the origin of birds, we mentioned the cursorial theory that
evolutionary biologists propose. As we made clear then, the
question of how reptiles grew wings involves speculation about
"reptiles trying to catch insects with their front legs."
According to this theory, these reptiles' forefeet slowly
turned into wings over time as they hunted for insects.
There is no difference between
this 320-million-year-old fossil cockroach and specimens
We have already stressed that this theory is
based on no scientific discoveries whatsoever. But there is
another interesting side to it, which we have not yet touched
on. Flies can already fly. So how did they acquire wings?
And generally speaking, what is the origin of insects, of
which flies are just one class?
In the classification of living
things, insects make up a subphylum, Insecta, of the phylum
Arthropoda. The oldest insect fossils belong to the
Devonian Age (410 to 360 million years ago). In the Pennsylvanian
Age which followed (325 to 286 million years ago), there emerged
a great number of different insect species. For instance,
cockroaches emerge all of a sudden, and with the same structure
as they have today. Betty Faber, of the American Museum of
Natural History, reports that fossil cockroaches from 350
million years ago are exactly the same as those of today.142
Creatures such as spiders,
ticks, and millipedes are not insects, but rather belong to
other subphyla of Arthropoda. Important fossil discoveries
of these creatures were communicated to the 1983 annual meeting
of the American Association for the Advancement of Science.
The interesting thing about these 380-million-year-old spider,
tick, and centipede fossils is the fact that they are no different
from specimens alive today. One of the scientists who examined
the fossils remarked that, "they looked like they might have
Winged insects also emerge suddenly in the fossil
record, and with all the features peculiar to them. For example,
a large number of dragonfly fossils from the Pennsylvanian
Age have been found. And these dragonflies have exactly the
same structures as their counterparts today.
Acantherpestes major millipede, found in the state
of Kansas in the United States, is some 300 million
years old, and no different from millipedes today.
fossil fly. This fossil, found in Liaoning in
China, is the same as flies of the same species
Winged insects emerge all of a sudden in the fossil
record, and from that moment they have possessed the
same flawless structures as today. The 320-million-year
fossil dragonfly above is the oldest known specimen
and is no different from dragonflies living today.
No "evolution" has taken place.
One interesting point here is the fact that dragonflies
and flies emerge all of a sudden, together with wingless insects.
This disproves the theory that wingless insects developed
wings and gradually evolved into flying ones.

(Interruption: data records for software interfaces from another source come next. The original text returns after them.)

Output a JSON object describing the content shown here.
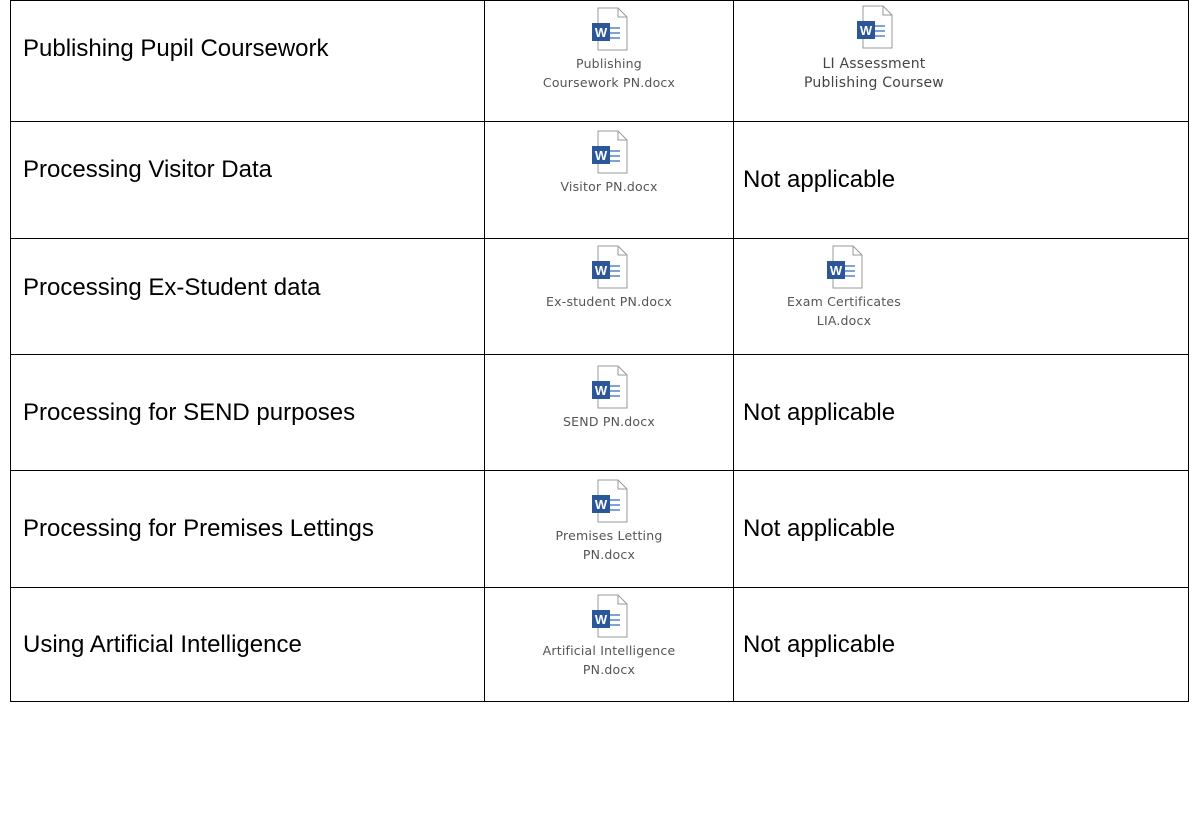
{
  "rows": [
    {
      "purpose": "Publishing Pupil Coursework",
      "notice_file": [
        "Publishing",
        "Coursework PN.docx"
      ],
      "assessment_file": [
        "LI Assessment",
        "Publishing Coursew"
      ],
      "assessment_text": ""
    },
    {
      "purpose": "Processing Visitor Data",
      "notice_file": [
        "Visitor PN.docx"
      ],
      "assessment_text": "Not applicable"
    },
    {
      "purpose": "Processing Ex-Student data",
      "notice_file": [
        "Ex-student PN.docx"
      ],
      "assessment_file": [
        "Exam Certificates",
        "LIA.docx"
      ],
      "assessment_text": ""
    },
    {
      "purpose": "Processing for SEND purposes",
      "notice_file": [
        "SEND PN.docx"
      ],
      "assessment_text": "Not applicable"
    },
    {
      "purpose": "Processing for Premises Lettings",
      "notice_file": [
        "Premises Letting",
        "PN.docx"
      ],
      "assessment_text": "Not applicable"
    },
    {
      "purpose": "Using Artificial Intelligence",
      "notice_file": [
        "Artificial Intelligence",
        "PN.docx"
      ],
      "assessment_text": "Not applicable"
    }
  ],
  "icon": {
    "name": "word-document-icon",
    "accent": "#2b579a"
  }
}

In one of their
articles in the book Biomechanics in Evolution, Robin
Wootton and Charles P. Ellington have this to say on the subject:
When insect fossils
first appear, in the Middle and Upper Carboniferous, they
are diverse and for the most part fully winged. There are
a few primitively wingless forms, but no convincing intermediates
A fossilized fly, trapped in
amber 35 million years ago. This fossil, found on the
Baltic coast, is again no different from those living
in our own time.
One major characteristic of flies, which emerge
all of a sudden in the fossil record, is their amazing flying
technique. Whereas a human being is unable to open and close
his arms even 10 times a second, an average fly flaps its
wings 500 times in that space of time. Moreover, it moves
both its wings simultaneously. The slightest dissonance in
the vibration of its wings would cause the fly to lose balance,
but this never happens.
In an article titled "The Mechanical Design of
Fly Wings," Wootton further observes:
The better we understand
the functioning of insect wings, the more subtle and beautiful
their designs appear Ö Structures are traditionally designed
to deform as little as possible; mechanisms are designed
to move component parts in predictable ways. Insect wings
combine both in one, using components with a wide range
of elastic properties, elegantly assembled to allow appropriate
deformations in response to appropriate forces and to make
the best possible use of the air. They have few if any technological
parallels - yet.145
Of course the sudden emergence
of living things with such a perfect design as this cannot
be explained by any evolutionist account. That is why Pierre-Paul
Grassť says, "We are in the dark concerning the origin of
insects."146 The origin of insects clearly
proves the fact of creation.
Kusinitz, Science World, 4 February, 1983, p. 19.
143 San Diego Union, New York Times
Press Service, 29 May, 1983; W. A. Shear, Science,
vol. 224, 1984, p. 494. (emphasis added)
144 R. J. Wootton, C. P. Ellington, "Biomechanics
& the Origin of Insect Flight," Biomechanics in Evolution,
ed. J. M. V. Rayner & R. J. Wootton, Cambridge University
Press, Cambridge, 1991, p. 99.
145 Robin J. Wootton, "The Mechanical Design
of Insect Wings," Scientific American, vol. 263,
November 1990, p. 120. (emphasis added)
146 Pierre-P Grassť, Evolution of Living
Organisms, Academic Press, New York, 1977, p. 30. (emphasis